As you progress through the levels, the platform arrangements grow more elaborate. You may need to drop a barrel onto one end of a lever platform to catapult an orange across the screen, or nudge a hinged hammer into motion to get things flying about the level properly. Whatever the case, the end goal is to keep the bouncing droplets (more like pellets, really) of rain from contacting any orange on the screen when the cloud comes passing by.
A realistic physics system acts upon every object onscreen, including each raindrop, which brings with it a bit of collision chaos that inserts a bit of chance as to whether your particular arrangement of objects will get the job done. In short, there is no single, right solution in many cases, and it feels like luck plays a role, as well.
My only real gripe with the game is to do with the scaling of difficulty as the levels advance. The difficulty does increase with the level number, in general, but there are several instances where you may still be patting yourself on the back for completing so complex a level arrangement, when faced with a follow-up level that’s quite basic and easy to complete. Additionally, I have heard comments from one or two gamers who dislike the feeling of luck being a part of things, that I described earlier. It’s hard to articulate, but there’s definitely a feeling that, where you thought you placed your objects well and still failed, another round of the same arrangement might yield success. It’s to do with the chaos introduced by the physics system. It may leave a sour taste in your mouth, but it bothers me not at all (because, while it sometimes hurts, it sometimes helps).
Cover Orange for iOS is a port of an existing Flash title, but with notable scenery enhancements. FDG released both Cover Orange [link] for the iPhone / iPod touch and Cover Orange HD [link] for the iPad in mid-December and in the month and a half since, the game has become quite popular, seeing over 2 million downloads.

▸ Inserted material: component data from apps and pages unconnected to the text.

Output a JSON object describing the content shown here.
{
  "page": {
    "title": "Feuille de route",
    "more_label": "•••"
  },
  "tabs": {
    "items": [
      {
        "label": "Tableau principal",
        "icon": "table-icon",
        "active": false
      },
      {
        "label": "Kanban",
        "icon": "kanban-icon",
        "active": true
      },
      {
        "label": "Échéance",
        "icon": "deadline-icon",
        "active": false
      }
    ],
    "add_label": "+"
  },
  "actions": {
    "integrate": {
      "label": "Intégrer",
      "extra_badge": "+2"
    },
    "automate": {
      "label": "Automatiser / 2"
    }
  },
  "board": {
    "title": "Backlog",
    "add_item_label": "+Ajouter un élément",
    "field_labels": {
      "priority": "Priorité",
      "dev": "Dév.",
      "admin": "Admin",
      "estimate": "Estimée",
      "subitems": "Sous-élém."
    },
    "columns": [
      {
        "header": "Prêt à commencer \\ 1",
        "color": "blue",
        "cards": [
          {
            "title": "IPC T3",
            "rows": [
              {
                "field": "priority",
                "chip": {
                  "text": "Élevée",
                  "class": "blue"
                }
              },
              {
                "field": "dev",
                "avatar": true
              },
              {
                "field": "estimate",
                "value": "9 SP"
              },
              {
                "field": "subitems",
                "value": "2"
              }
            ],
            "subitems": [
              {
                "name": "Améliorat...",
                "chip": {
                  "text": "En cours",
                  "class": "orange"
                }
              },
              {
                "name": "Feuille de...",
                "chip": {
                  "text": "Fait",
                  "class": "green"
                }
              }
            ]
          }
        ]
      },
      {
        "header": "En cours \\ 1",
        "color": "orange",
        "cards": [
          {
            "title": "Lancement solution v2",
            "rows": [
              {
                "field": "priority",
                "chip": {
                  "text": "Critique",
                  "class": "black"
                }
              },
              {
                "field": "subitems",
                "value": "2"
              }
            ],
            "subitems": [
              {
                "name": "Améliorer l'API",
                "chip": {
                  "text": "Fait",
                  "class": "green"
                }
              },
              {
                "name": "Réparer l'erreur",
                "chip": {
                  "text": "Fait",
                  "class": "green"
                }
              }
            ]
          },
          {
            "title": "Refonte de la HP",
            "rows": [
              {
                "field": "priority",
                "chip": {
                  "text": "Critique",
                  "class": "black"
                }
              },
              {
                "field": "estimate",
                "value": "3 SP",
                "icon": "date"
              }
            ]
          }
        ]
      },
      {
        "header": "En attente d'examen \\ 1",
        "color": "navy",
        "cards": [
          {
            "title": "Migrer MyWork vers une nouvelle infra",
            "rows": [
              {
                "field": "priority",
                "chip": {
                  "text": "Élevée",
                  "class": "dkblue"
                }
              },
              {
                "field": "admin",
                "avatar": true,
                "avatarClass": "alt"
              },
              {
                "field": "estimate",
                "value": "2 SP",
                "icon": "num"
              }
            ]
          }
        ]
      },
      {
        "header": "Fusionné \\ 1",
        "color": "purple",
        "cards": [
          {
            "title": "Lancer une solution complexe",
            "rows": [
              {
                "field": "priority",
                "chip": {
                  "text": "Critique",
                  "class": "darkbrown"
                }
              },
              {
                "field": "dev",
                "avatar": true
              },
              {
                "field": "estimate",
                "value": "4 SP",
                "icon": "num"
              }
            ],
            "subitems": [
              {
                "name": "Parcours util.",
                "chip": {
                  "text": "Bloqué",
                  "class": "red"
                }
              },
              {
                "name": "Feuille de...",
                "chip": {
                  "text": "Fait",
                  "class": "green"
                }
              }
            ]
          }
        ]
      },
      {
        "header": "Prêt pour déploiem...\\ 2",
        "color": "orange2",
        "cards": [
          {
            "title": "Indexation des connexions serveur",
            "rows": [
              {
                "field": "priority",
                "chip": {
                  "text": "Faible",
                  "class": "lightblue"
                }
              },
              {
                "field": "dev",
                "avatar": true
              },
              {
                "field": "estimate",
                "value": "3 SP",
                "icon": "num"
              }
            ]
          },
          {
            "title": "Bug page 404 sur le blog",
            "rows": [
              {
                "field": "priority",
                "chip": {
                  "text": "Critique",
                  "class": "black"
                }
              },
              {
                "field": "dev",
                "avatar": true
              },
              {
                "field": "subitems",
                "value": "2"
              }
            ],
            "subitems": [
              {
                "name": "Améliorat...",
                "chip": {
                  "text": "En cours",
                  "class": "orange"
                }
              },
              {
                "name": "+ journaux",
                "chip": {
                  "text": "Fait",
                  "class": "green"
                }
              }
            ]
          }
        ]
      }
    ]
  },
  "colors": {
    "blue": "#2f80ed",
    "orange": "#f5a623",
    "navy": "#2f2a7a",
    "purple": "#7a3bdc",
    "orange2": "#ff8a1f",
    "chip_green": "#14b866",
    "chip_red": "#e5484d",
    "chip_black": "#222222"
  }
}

In the time I’ve spent with Cover Orange so far, I’ve definitely felt that “ok, just one more level" draw that a clever puzzler will inspire, making it tough to walk away from. And, while I’ve not run through all 120 levels (and 20 more are on the way at the time of this writing), I expect I will soon enough.
I know it’s not the same sort of game, but if you like Angry Birds and its ilk, I think Cover Orange will be worth your while — there’s just a spiritual similarity of sorts going on there. At any rate, at least give the Flash version a whirl or check out the lite version of Cover Orange HD [link].